Going line by line through the entries below, tally those that hold the string "right". Give only the total.

--- Supplied records Enclosed Below ---

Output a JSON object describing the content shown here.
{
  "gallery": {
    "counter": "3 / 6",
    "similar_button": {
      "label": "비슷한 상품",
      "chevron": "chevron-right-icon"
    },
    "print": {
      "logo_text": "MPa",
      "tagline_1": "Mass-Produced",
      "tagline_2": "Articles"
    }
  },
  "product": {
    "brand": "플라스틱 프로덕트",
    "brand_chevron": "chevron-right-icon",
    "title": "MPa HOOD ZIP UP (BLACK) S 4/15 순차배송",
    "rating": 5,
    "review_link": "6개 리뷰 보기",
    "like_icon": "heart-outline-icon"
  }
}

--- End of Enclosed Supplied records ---

*Output for this task:*
2